BEIRA, Mozambique – As floodwaters began to recede in parts of Mozambique on Friday, fears rose that the death toll could soar as bodies are revealed.
The number of deaths could go beyond the 1,000 predicted by the country’s president earlier this week, said Elhadj As Sy, secretary-general of the International Federation of Red Cross and Red Crescent Societies. The confirmed number of people killed in Mozambique and neighboring Zimbabwe and Malawi climbed past 600.
In addition to worries about the number of dead, As Sy said that the humanitarian needs are great. “They are nowhere near the scale and magnitude of the problem,” As Sy said. “And I fear we will be seeing more in the weeks and months ahead, and we should brace ourselves.”
Thousands of people were making a grim voyage toward the city of Beira, which although 90 percent destroyed has become a center for frantic rescue efforts throughout the region.
Some walked along roads carved away by the raging waters a week ago. Others, hundreds of them, were ferried in an extraordinary makeshift effort by local fishermen who plucked stranded people from small islands.
Helicopters set off into the rain for another day of efforts to find people.
For those who reach Beira with their few remaining possessions, life is grim. Waterborne diseases are a growing concern as water and sanitation systems were largely destroyed.
“The situation is simply horrendous, there is no other way to describe it,” As Sy said after touring transit camps for the growing number of displaced. “Three thousand people are living in a school that has 15 classrooms and six, only six, toilets. You can imagine how much we are sitting on a water and sanitation ticking bomb.”
What moved him the most was the number of children without their parents, separated in the chaos or orphaned.

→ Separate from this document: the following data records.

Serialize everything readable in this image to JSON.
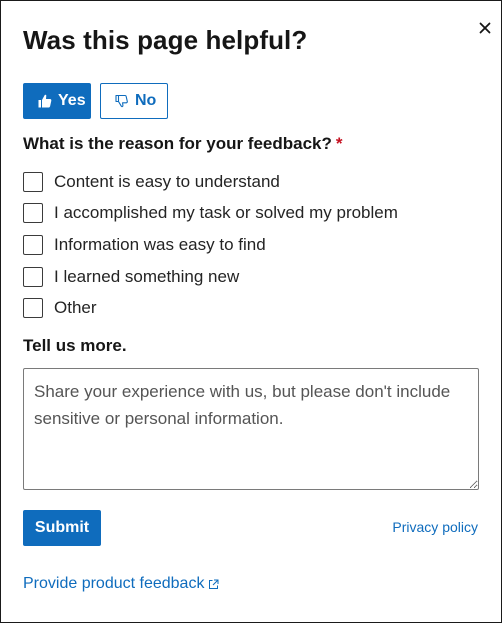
{
  "dialog": {
    "title": "Was this page helpful?",
    "close_icon": "close-icon"
  },
  "vote": {
    "yes_label": "Yes",
    "yes_icon": "thumbs-up-icon",
    "no_label": "No",
    "no_icon": "thumbs-down-icon",
    "selected": "Yes"
  },
  "reason": {
    "question": "What is the reason for your feedback?",
    "required_marker": "*",
    "options": [
      {
        "label": "Content is easy to understand",
        "checked": false
      },
      {
        "label": "I accomplished my task or solved my problem",
        "checked": false
      },
      {
        "label": "Information was easy to find",
        "checked": false
      },
      {
        "label": "I learned something new",
        "checked": false
      },
      {
        "label": "Other",
        "checked": false
      }
    ]
  },
  "more": {
    "label": "Tell us more.",
    "value": "",
    "placeholder": "Share your experience with us, but please don't include sensitive or personal information."
  },
  "footer": {
    "submit_label": "Submit",
    "privacy_label": "Privacy policy",
    "product_feedback_label": "Provide product feedback",
    "external_link_icon": "external-link-icon"
  },
  "colors": {
    "accent": "#0f6cbd",
    "required": "#c50f1f",
    "border": "#1a1a1a"
  }
}
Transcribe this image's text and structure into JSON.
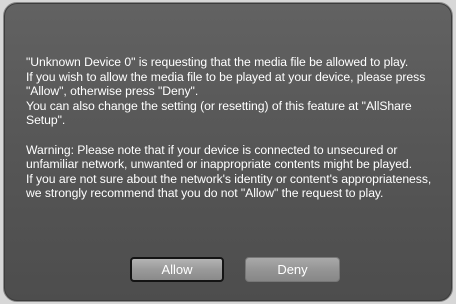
{
  "dialog": {
    "paragraphs": [
      "\"Unknown Device 0\" is requesting that the media file be allowed to play.",
      "If you wish to allow the media file to be played at your device, please press \"Allow\", otherwise press \"Deny\".",
      "You can also change the setting (or resetting) of this feature at \"AllShare Setup\".",
      "Warning: Please note that if your device is connected to unsecured or unfamiliar network, unwanted or inappropriate contents might be played.",
      "If you are not sure about the network's identity or content's appropriateness, we strongly recommend that you do not \"Allow\" the request to play."
    ],
    "buttons": {
      "allow_label": "Allow",
      "deny_label": "Deny"
    }
  },
  "colors": {
    "dialog_background": "#565656",
    "text": "#ffffff",
    "focused_button_border": "#141414"
  }
}
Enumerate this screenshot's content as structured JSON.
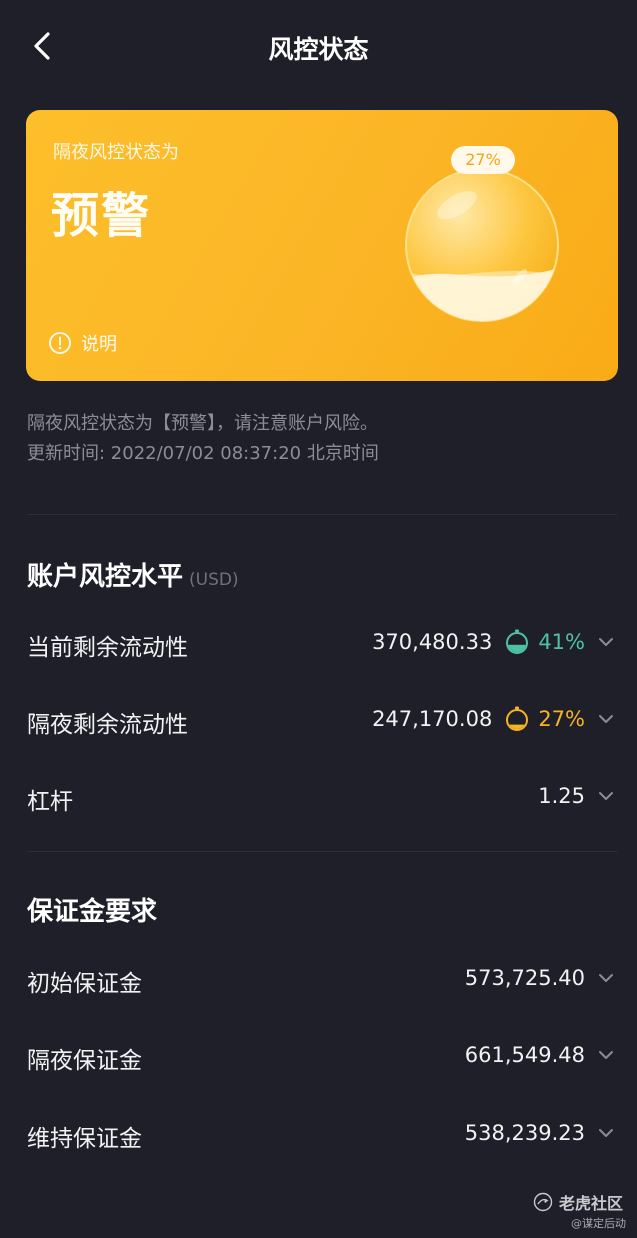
{
  "header": {
    "title": "风控状态"
  },
  "card": {
    "subtitle": "隔夜风控状态为",
    "status": "预警",
    "percent": "27%",
    "fill_fraction": 0.27,
    "explain_label": "说明",
    "colors": {
      "card": "#fbb526",
      "accent": "#f3a517"
    }
  },
  "notice": {
    "line1": "隔夜风控状态为【预警】，请注意账户风险。",
    "line2": "更新时间: 2022/07/02 08:37:20 北京时间"
  },
  "risk_section": {
    "title": "账户风控水平",
    "unit": "(USD)",
    "rows": [
      {
        "label": "当前剩余流动性",
        "value": "370,480.33",
        "percent": "41%",
        "percent_color": "#4fc1a3",
        "gauge_fill": 0.41
      },
      {
        "label": "隔夜剩余流动性",
        "value": "247,170.08",
        "percent": "27%",
        "percent_color": "#f5b325",
        "gauge_fill": 0.27
      },
      {
        "label": "杠杆",
        "value": "1.25"
      }
    ]
  },
  "margin_section": {
    "title": "保证金要求",
    "rows": [
      {
        "label": "初始保证金",
        "value": "573,725.40"
      },
      {
        "label": "隔夜保证金",
        "value": "661,549.48"
      },
      {
        "label": "维持保证金",
        "value": "538,239.23"
      }
    ]
  },
  "watermark": {
    "brand": "老虎社区",
    "user": "@谋定后动"
  }
}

“Yesterday [we] did a reconnaissance and we found another [inland] lake. So we are still very early in the phase of identifying what the scope of this is, who is affected and how many are lost,” said Emma Batey, coordinator for the consortium of Oxfam, CARE and Save the Children.
Luckily, the area is a national park and less densely populated, she said. Still, “there were devastatingly small amounts of people.”
More people were airlifted out on Friday: “We’re only picking up those in absolute dire need,” she said.
Pedro Matos, emergency coordinator for the World Food Program, said that what rescuers are seeing is “sometimes it’s just a hut completely surrounded by water.”
“If islands are big enough, we can even see smoke coming out, meaning that they’re cooking,” he said, adding that it remains “super difficult” to estimate a death toll or even the number of missing.
For residents of Beira, life staggered on. People salvaged the metal strips off roofs that had been peeled away. Downed trees littered the streets. And yet there were flashes of life as it used to be. White wedding dresses stood pristine behind a shop window that hadn’t shattered.
Zimbabwe was also affected by the cyclone, and as roads began to clear and some basic communications were set up, a fuller picture of the extent of the damage there is beginning to emerge.
The victims are diverse: a mother buried in the same grave with her child, headmasters missing together with dozens of school students, illegal gold and diamond miners swept away by raging rivers and police officers washed away with their prisoners.
The Ministry of Information said 30 pupils, two headmasters and a teacher are missing.
Zimbabwean President Emmerson Mnangagwa said Thursday that officers and prisoners were washed way.
In Mutare, fear gripped residents even though they are more than 85 miles from Chimanimani, the worst-hit part of Zimbabwe.
Maina Chisiriirwa, a city resident, said she buried her son-in-law, who had left the city to go to Chiadzwa diamond fields to mine illegally.
“There are no jobs and all he wanted was to feed his family. He was with his colleagues. They thought it would be easier to mine since the rains would keep the guards and the police away from patrolling,” Chisiriirwa said. His colleagues survived but her son-in-law was swept away.
A man who traveled to a reception center for survivors in Chimanimani said several of his colleagues were swept away as they tried to cross a river while fleeing from a mountain known for rich gold deposits and frequented by hordes of illegal miners.
In downtown Beira, a sidewalk is Marta Ben’s new home. The 30-year-old mother of five clutched a teary child to her hip as she described the sudden horror of the storm.
“I’ve never seen anything like this,” she said, barefoot, a cooking pot bubbling nearby. “We were not warned. Suddenly the roof flew away.”